Although the category offers plenty of sub-£30 value, the best non-vintage Champagnes can command a hefty premium.
What is non-vintage Champagne?
Producers hold back a proportion of wine from every vintage to maintain their stocks of reserve wines.
Non-vintage (or NV) Champagnes are made by blending some of these reserve wines with wines from the most recent harvest, enabling subtle fine-tuning to achieve a ‘house style’ that reflects the philosophy of the producer.
Scroll down for our roundup of the best non-vintage Champagnes you can buy
Buying Champagne from supermarkets
Supermarket shelves are dominated by the most famous Champagne brands who produce enough volume suitable for large-scale retailers – among them Veuve Clicquot, Moët & Chandon, Laurent-Perrier, Taittinger and Bollinger. Supermarkets will also stock own-brand Champagnes sourced from co-operatives and growers.
Own-brand Champagnes are rarely the last word in quality as they are made with a very competitive price-point in mind. The worst examples are probably a waste of your cash, but the better examples offer genuine value for money. We have included some of our favourite supermarket own-label examples in the list below.
Given that the UK has the biggest market by volume but the lowest average bottle price, according to the Comité Champagne, it pays to do your research when buying Champagne in supermarkets and in the UK more generally. There may be a lot of Champagne available, but quality will be lower and more variable.
See also: From non-vintage to multi-vintage: Champagne rips up the rule book
Buying Champagne from wine merchants and online specialists
Venture into an independent wine merchant or visit an online specialist’s website and you’ll find much more strength in these offerings compared to the supermarkets.
Independents and small chains have smaller customer bases, enabling them to stock Champagnes from lower-volume producers, many of whom create terroir-driven examples that contrast with the blended approach of the big houses.
Can you age non-vintage Champagne?
Most non-vintage Champagne is designed to be consumed as soon as it is released. Having already been aged on its lees for at least 12 months and blended to accomplish the desired house style, once bottled it is meant to be ready to enjoy and is not necessarily expected to have the same longevity as top vintage Champagne.
That being said, good non-vintage Champagne will last, and indeed could benefit, from three to five years ageing in your cellar.
Since non-vintage Champagnes tend to sell for lower prices than vintage Champagnes, why not stock up on a few bottles and see how they age over the next few years; if not necessarily an investment opportunity, at least an interesting experiment.
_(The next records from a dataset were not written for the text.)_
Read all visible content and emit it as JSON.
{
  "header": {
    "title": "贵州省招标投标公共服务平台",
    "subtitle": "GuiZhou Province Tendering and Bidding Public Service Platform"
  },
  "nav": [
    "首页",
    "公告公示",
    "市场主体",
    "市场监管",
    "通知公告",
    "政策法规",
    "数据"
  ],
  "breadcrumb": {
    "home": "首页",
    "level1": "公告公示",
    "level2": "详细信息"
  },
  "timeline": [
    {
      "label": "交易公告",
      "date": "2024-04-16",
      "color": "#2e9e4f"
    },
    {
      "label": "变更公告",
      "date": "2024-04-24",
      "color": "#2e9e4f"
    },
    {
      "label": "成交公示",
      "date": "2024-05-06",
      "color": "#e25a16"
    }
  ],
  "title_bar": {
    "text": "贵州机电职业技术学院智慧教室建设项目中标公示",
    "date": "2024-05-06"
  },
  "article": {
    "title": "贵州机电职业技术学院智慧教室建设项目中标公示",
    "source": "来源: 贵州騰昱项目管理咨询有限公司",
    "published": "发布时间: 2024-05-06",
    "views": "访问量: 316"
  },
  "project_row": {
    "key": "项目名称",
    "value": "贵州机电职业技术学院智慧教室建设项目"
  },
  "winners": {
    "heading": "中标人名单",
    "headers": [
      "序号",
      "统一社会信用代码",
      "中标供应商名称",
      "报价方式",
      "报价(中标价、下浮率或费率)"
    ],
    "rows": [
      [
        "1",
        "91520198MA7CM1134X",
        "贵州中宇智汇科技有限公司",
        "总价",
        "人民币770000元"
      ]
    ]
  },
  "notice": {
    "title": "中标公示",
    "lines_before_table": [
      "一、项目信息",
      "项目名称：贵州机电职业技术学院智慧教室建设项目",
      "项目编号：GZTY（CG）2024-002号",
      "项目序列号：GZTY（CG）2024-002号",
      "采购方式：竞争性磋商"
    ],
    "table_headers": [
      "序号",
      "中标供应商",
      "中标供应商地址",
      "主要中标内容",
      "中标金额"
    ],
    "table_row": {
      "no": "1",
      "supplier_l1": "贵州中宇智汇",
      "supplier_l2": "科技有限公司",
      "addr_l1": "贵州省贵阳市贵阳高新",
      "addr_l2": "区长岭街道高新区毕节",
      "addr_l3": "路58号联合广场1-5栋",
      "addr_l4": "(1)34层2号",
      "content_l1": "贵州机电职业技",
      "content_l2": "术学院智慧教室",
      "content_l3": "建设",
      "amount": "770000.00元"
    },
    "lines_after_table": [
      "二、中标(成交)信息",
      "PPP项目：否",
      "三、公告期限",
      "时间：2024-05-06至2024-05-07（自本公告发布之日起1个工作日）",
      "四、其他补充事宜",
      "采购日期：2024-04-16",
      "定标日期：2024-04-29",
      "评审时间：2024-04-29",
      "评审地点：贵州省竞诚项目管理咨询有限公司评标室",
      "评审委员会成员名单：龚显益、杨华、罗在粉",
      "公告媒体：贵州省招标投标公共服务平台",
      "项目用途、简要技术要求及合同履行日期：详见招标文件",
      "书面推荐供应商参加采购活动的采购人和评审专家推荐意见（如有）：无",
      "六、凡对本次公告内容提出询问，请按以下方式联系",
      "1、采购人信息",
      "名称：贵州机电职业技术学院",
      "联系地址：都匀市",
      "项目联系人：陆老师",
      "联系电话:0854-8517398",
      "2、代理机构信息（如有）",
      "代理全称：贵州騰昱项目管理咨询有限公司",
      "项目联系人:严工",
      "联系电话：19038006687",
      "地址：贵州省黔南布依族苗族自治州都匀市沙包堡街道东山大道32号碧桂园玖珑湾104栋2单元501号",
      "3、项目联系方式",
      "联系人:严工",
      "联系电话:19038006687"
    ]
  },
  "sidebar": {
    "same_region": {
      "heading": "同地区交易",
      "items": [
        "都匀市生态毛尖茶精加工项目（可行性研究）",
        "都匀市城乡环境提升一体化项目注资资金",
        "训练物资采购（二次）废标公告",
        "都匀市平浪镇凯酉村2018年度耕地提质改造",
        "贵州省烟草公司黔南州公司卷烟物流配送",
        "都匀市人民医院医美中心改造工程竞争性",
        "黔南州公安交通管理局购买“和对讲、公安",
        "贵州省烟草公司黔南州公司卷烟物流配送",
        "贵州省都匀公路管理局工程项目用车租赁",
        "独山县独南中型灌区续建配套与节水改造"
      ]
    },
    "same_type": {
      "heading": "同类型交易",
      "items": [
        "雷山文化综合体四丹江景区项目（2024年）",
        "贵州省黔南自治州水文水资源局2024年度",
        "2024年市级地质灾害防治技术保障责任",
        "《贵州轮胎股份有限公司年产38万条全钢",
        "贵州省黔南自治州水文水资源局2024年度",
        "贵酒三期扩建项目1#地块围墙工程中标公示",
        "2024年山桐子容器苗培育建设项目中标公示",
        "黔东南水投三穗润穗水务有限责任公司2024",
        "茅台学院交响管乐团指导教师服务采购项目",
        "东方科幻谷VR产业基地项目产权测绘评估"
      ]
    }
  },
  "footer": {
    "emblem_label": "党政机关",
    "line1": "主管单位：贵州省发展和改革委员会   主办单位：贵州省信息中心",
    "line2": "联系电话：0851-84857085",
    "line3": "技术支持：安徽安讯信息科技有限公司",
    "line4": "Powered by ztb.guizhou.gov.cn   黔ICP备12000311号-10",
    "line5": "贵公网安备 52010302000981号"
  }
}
Ask Decanter: When should I open my non-vintage Champagne?
Champagne: The facts
301.9 million bottles produced, of which 52% is exported
Non-vintage Champagnes account for 64.9% of exports by value, and 78.5% by volume
The UK and USA are Champagne’s largest export markets
Source: The Comité Champagne (www.champagne.fr) – 2020 harvest